Odessa activists regularly protest against concerts of performers who have toured in Russia and the annexed Crimea. Their rally is declared as a peaceful protest, but it periodically turns into a violent confrontation with the police. Concert agents in Odessa currently ask permission from the protest-organizers to invite musicians. Hromadske tried to find out the reason behind that.
Questions about the concerts
Rallies in Odessa has become a regular occurrence in 2017. Svetlana Loboda, Ivan Dorn, Russian “Basta” and DJ Smash – all whose concerts were either hampered or cancelled by the rally organizers. Or, as in the case of the concert of Ukrainian singer Irina Bilyk, it took all-out effort to reach an agreement with the protesters on its conduct.
The next potentially “dangerous” show in Odessa was agreed upon with the activists in advance, rather than right before the start. The owner of a local radio station asked permission from the protest organizers via Facebook to invite the Russian group “Mumiy Troll”.
Society is against
” ‘Mumiy Troll’ hasn’t visited the Crimea and hasn’t supported the occupation of Ukraine. Therefore, there’s no problem. The main criterion is not citizenship, but rather the attitude towards Ukraine,” clarified Sergey Sternenko, the former leader of the Odessa ‘Right Sector’ and the current organizer of the Odessa rallies.
According to Sternenko, the socio-political situation in the city remains rather shaky, and supporters of the ‘Russian world’ continue to be active in the information field. Actions against the concerts of musicians performing in the Crimea and Russia, as per Sergey, serve as a reminder to everyone that the war in the Ukraine is still in progress.
“For instance, I simply type ‘Irina Bilyk Crimea’ in a search engine, and I find all the information right away. After that, I invite representatives of other public organizations to join the protest,” Sergey explained regarding the principle that determines whether to protest or not.
Society is not against
The performers themselves have different views on the issue of Russians performing in Ukraine and vice versa. Star of the “Masks” theater troupe from Odessa, Boris Barsky, is surprised at the great fuss over the issue, considering it a good way to distract citizens from more serious problems.
Barsky is sure that a civil position is a matter of personal choice for everyone. A person can ‘vote with his feet’ – simply by not coming at a play or concert. He is skeptical about the initiative of the Ukrainian government to deny Russian actors entry into Ukraine at the legislative level.
“Actors are humans as well. Some are talented, yet foolish; some are smart but untalented. Sometimes they say wrong things on TV or radio. Well, that’s perhaps when you may take umbrage at them,” says the actor.
Stop-list for performers
Entry to the Ukraine for Representatives in Russian show-business, who have performed in the annexed Crimea and the self-proclaimed “republics”, has been prohibited by law.

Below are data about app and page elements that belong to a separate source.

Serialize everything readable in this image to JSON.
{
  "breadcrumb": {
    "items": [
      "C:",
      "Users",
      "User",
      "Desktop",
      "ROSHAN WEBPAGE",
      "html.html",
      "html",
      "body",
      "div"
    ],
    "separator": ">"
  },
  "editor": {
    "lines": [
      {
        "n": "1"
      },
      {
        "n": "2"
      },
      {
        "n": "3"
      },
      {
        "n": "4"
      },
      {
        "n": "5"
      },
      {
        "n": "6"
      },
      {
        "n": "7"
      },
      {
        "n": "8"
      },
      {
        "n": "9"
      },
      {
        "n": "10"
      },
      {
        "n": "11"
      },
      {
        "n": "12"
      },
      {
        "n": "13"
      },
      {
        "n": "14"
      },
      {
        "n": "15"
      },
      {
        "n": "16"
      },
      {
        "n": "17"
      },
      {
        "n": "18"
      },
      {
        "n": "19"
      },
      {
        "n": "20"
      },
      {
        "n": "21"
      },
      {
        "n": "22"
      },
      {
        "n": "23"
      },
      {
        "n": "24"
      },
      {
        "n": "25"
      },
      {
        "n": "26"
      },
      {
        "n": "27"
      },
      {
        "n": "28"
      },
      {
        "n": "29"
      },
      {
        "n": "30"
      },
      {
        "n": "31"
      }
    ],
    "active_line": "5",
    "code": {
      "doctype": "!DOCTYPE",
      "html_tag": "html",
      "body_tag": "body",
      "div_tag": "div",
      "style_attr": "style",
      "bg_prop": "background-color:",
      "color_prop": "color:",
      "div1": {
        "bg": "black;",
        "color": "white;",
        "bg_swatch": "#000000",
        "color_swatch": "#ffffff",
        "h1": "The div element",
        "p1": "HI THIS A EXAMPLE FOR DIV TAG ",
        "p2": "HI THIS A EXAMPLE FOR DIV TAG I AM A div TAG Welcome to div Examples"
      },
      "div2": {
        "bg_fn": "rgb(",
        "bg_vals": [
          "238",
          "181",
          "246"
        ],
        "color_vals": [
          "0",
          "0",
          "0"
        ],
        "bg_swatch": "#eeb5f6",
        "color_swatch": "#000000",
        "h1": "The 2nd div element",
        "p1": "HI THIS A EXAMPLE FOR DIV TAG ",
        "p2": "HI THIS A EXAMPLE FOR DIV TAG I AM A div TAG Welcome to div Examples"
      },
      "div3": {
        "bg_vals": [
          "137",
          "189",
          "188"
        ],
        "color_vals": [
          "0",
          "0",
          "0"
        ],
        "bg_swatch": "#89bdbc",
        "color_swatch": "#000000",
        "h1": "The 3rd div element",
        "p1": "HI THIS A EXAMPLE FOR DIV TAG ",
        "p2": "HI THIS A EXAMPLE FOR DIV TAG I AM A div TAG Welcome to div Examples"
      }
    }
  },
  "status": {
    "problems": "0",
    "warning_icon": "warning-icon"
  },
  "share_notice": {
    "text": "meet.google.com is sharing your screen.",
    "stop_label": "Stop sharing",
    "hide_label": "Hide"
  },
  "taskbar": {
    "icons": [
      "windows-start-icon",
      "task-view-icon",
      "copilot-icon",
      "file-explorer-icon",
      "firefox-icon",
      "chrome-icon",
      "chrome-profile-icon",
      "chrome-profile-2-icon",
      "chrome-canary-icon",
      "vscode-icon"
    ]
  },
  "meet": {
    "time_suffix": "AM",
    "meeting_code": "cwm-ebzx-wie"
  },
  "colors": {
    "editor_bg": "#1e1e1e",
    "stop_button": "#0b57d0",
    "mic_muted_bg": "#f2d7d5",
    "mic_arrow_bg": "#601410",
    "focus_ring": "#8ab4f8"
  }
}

However, some of them do not protest against the decision.
In early July, Ukrainian border guards didn’t allow the Russian singer Dolphin in. He was supposed to perform at the Atlas Weekend festival in Kiev, so his fellow musicians had to play without the singer in karaoke mode, with the lyrics appearing on the screen for the public to sing along to.